Following a presidential decree signed in July, the newly-formed Ministry of Digital Transformation has launched an ambitious plan to make all public services available online in a mere few years. A unified e-government portal, christened ‘Diia,’ is scheduled for launch in February 2020 with a first set of online services.
The project — formally headed by Ukrainian president Volodymyr Zelensky — aims to “digitize the state” and “make it transparent” while serving each citizen individually.
“For years, public services were synonymous with long lines, humiliation, and opacity to Ukrainians. Visitors had no chance to influence the process, and officials didn’t have the opportunity to improve it. It helped neither regulation of the government processes, nor trust of people to the state, but only contributed to the flourishing of corruption,” the authorities say in a project presentation.
“The state should be a service, not a scary monster. It should help its citizens get services quickly and its officials — do their job fairly. That is why we’re launching the Digital State project, which will unite all departments into a single convenient and efficient online tool in future.”
Diia will make everything “fast, clear and easy to understand” so that “everyone can get a service when and where they need it.”
A few dozens of services will be available in February 2020 as a first step. “Then, we gradually and unceasingly will be adding new services, until we digitalize all of them,” the authorities promise — admitting, though, that “the process may take several years.”

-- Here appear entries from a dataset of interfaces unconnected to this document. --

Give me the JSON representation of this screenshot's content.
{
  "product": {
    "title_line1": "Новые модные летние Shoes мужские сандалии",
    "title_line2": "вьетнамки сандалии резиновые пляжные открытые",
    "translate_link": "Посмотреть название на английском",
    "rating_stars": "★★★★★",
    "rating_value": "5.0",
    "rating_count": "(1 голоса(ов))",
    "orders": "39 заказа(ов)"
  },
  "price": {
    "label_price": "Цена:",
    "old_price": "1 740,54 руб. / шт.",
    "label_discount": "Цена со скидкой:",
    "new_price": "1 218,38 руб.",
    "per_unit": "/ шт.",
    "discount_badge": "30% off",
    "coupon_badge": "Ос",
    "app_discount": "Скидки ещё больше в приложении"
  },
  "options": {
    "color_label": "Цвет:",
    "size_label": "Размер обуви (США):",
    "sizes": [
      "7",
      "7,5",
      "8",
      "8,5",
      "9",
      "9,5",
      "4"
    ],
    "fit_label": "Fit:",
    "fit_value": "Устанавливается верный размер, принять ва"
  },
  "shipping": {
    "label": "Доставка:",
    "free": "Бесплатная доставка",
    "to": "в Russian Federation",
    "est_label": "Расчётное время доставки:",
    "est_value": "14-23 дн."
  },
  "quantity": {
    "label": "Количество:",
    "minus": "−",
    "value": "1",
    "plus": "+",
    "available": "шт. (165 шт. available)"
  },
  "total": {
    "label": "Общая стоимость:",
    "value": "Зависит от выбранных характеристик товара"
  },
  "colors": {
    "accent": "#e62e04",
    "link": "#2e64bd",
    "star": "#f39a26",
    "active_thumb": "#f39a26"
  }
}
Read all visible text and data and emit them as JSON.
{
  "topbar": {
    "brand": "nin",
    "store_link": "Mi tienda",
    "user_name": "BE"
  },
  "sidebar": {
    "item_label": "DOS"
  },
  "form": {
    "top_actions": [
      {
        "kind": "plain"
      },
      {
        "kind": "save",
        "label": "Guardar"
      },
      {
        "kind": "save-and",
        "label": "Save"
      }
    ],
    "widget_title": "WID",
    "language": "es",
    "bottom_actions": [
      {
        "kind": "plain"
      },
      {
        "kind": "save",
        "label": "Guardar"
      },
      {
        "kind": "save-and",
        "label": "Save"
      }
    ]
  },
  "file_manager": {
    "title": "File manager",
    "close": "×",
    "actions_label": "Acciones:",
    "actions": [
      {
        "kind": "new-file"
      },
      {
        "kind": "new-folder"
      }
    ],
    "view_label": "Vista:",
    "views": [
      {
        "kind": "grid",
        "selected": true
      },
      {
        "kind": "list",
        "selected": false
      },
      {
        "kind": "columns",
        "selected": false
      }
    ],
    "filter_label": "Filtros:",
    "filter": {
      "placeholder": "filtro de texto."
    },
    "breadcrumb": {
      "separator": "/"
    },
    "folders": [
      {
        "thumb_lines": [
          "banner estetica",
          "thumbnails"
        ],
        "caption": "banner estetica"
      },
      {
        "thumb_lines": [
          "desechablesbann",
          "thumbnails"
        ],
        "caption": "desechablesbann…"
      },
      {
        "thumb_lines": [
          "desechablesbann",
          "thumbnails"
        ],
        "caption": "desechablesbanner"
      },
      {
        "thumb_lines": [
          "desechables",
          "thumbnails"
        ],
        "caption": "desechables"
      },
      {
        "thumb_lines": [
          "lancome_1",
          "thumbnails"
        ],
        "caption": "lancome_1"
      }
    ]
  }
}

“For example, to digitalize one service, first we need to digitalize and set data exchange of different registers, and to digitalize another service, we need to implement changes in the law that will allow completing everything online. Therefore, transferring all services online will happen little by little, but persistently.”
Thus, the authorities promise to make “all public services available online” by 2024.
“Not the digitalization of chaos”
The project encompasses a variety of procedures, including citizens’ personal accounts and digital certificates, an ID card with e-signature, tax identification number automation, banking accounts for online businesses, electronic population count, e-voting, an “eBaby” procedure and much more.
However, the authorities seek to avoid the “digitalization of [the existing bureaucratic] chaos:” Instead, they intend to “completely reinterpret [procedures] to make each one logical, convenient, and clear, and get rid of all the unnecessary ones. For example, right now we’re working on cancellation of the certificate of family composition, residence certificate and tax identification number.”
As reported by Kyiv Post, the ministry has hired the local marketing agency Fedoriv and design bureau Spiilka to develop the style, including fonts, colors, logos, mottos and a detailed strategy.
“This is the first time when people from business like us were given access to a usually highly political project,” Maksym Iliukhin, a strategist at Fedoriv, told Kyiv Post.